Lift communication curbs, demands Kashmir Press Club as shutdown enters 51st daytext_fields
Srinagar: The Kashmir Press Club (KPC) has denounced the communication gag in the valley and called for resumption of the services as the clampdown continued for the 51st day on Tuesday.
Officials said the authorities would take a call at an appropriate time on the resumption of the mobile and Internet services, which remained suspended in most parts of the valley since last month when the Centre scrapped Jammu and Kashmir's special status.
In a statement, the KPC reiterated its demand for the government to immediately lift the communication blockade, which it said would enable the media to function without any hassle in the valley.

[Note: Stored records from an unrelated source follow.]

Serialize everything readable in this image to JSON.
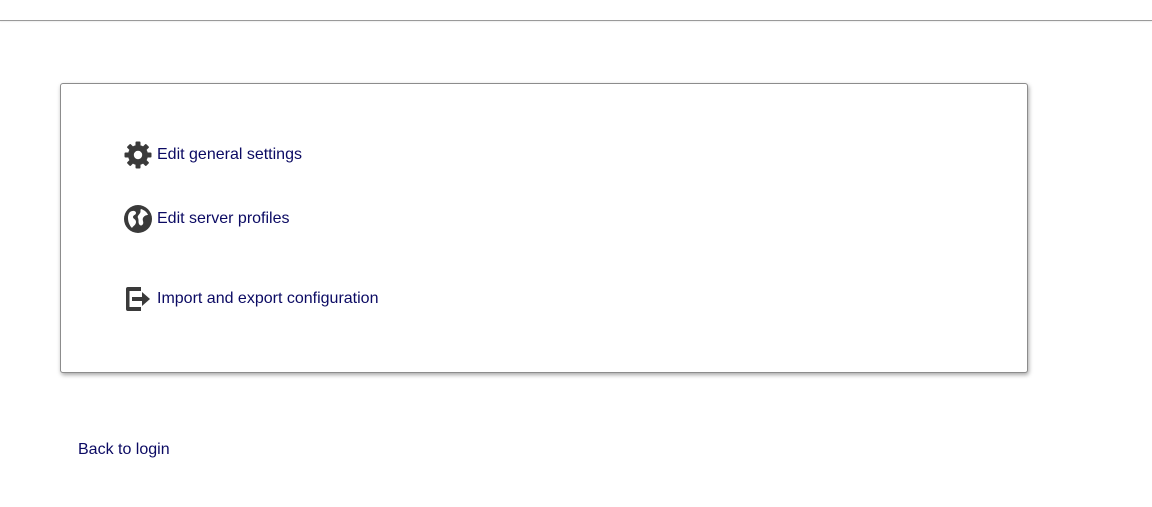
{
  "menu": {
    "items": [
      {
        "label": "Edit general settings",
        "icon": "gear-icon"
      },
      {
        "label": "Edit server profiles",
        "icon": "globe-icon"
      },
      {
        "label": "Import and export configuration",
        "icon": "exit-icon"
      }
    ]
  },
  "footer": {
    "back_label": "Back to login"
  },
  "colors": {
    "link": "#0b0a63",
    "icon": "#3a3a3a",
    "panel_border": "#8c8c8c",
    "divider": "#9a9a9a"
  }
}
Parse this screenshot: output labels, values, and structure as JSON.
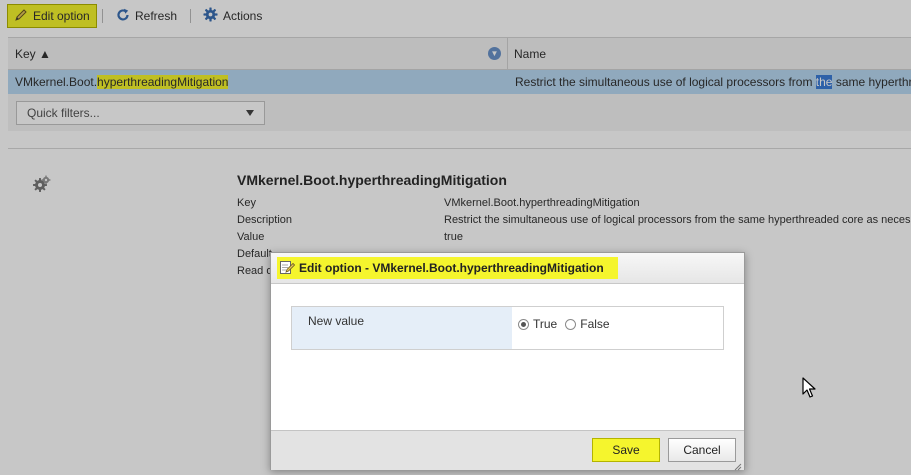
{
  "toolbar": {
    "edit_label": "Edit option",
    "refresh_label": "Refresh",
    "actions_label": "Actions"
  },
  "grid": {
    "columns": {
      "key": "Key ▲",
      "name": "Name"
    },
    "row": {
      "key_prefix": "VMkernel.Boot.",
      "key_highlight": "hyperthreadingMitigation",
      "name_before": "Restrict the simultaneous use of logical processors from ",
      "name_highlight": "the",
      "name_after": " same hyperthr"
    },
    "quick_filters_label": "Quick filters..."
  },
  "detail": {
    "title": "VMkernel.Boot.hyperthreadingMitigation",
    "labels": {
      "key": "Key",
      "description": "Description",
      "value": "Value",
      "default": "Default",
      "read_only": "Read o"
    },
    "values": {
      "key": "VMkernel.Boot.hyperthreadingMitigation",
      "description": "Restrict the simultaneous use of logical processors from the same hyperthreaded core as neces",
      "value": "true"
    }
  },
  "dialog": {
    "title": "Edit option - VMkernel.Boot.hyperthreadingMitigation",
    "field_label": "New value",
    "options": [
      "True",
      "False"
    ],
    "selected": "True",
    "save_label": "Save",
    "cancel_label": "Cancel"
  },
  "colors": {
    "highlight": "#f5f52d",
    "selection_row": "#b9d9f3",
    "text_selection": "#3b7dd8",
    "accent_blue": "#3a6fb3"
  }
}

"The KPC is deeply concerned over the prolonged and unprecedented communication shutdown in Kashmir. It has severely hampered work of journalists and media," it said.
"Journalists are handicapped and unable to get confirmation about ground situation due to this communication blockade. The restrictions are totally unwarranted and unreasonable and aimed at gagging the Kashmir press," the KPC said.
It added that there had been several reminders from the club to the government for freeing the communication of newspaper offices, journalists and the club itself.
"But an inordinate delay in restoring the communication confirms the misgiving that the government does not intend to provide an enabling atmosphere for the media to operate in the valley," the statement said.
The KPC had also submitted a list containing the mobile phone numbers of the accredited journalists, editors and the registered members of the KPC to the authorities concerned last Thursday, it said. "But, unfortunately, no action appears to have been taken over it so far."
Normal life remained affected in Kashmir on Tuesday as main markets and other business establishments were shut, officials said.
Public transport was off the roads, while private cars were plying unhindered. Few interdistrict cabs and auto-rickshaws were also seen plying in some areas of the city, according to the officials.
There were no restrictions anywhere in the valley, the officials said, adding security forces were deployed in strength in the vulnerable areas of the valley to maintain law and order.
Landline connectivity is functional across the valley, but voice calls on mobile devices are working only in Kupwara and Handwara police districts of north Kashmir, officials said. There are apprehensions of the mobile and Internet services being misused by "anti-national" elements to fuel violence in the valley, they added.
Restrictions were first imposed on August 5 when the Centre announced its decision to abrogate Article 370, which gave special status to the state, and bifurcated it into Union territories.
The restrictions were lifted in phases from many parts of Kashmir. However, the authorities have been imposing restrictions in vulnerable areas every Friday in view of apprehensions that vested interests might exploit the large Friday prayer gatherings at big mosques and shrines to fuel protests.
Friday prayers have not been allowed at any of the major mosques or shrines, including Jamia Masjid in Nowhatta or Dargah Sharief in Hazratbal, for the over a month now.
Efforts of the state government to open schools have not borne any fruit as parents continued to keep the kids at home due to apprehensions about their safety.
Most of the top-level and second-rung separatist politicians have been taken into preventive custody, while mainstream leaders, including two former chief ministers -- Omar Abdullah and Mehbooba Mufti -- have been either detained or placed under house arrest.
Another former chief minister and sitting Srinagar MP Farooq Abdullah has been arrested under the controversial Public Safety act, a law enacted by his father and National Conference founder Sheikh Abdullah in 1978 when he was the chief minister.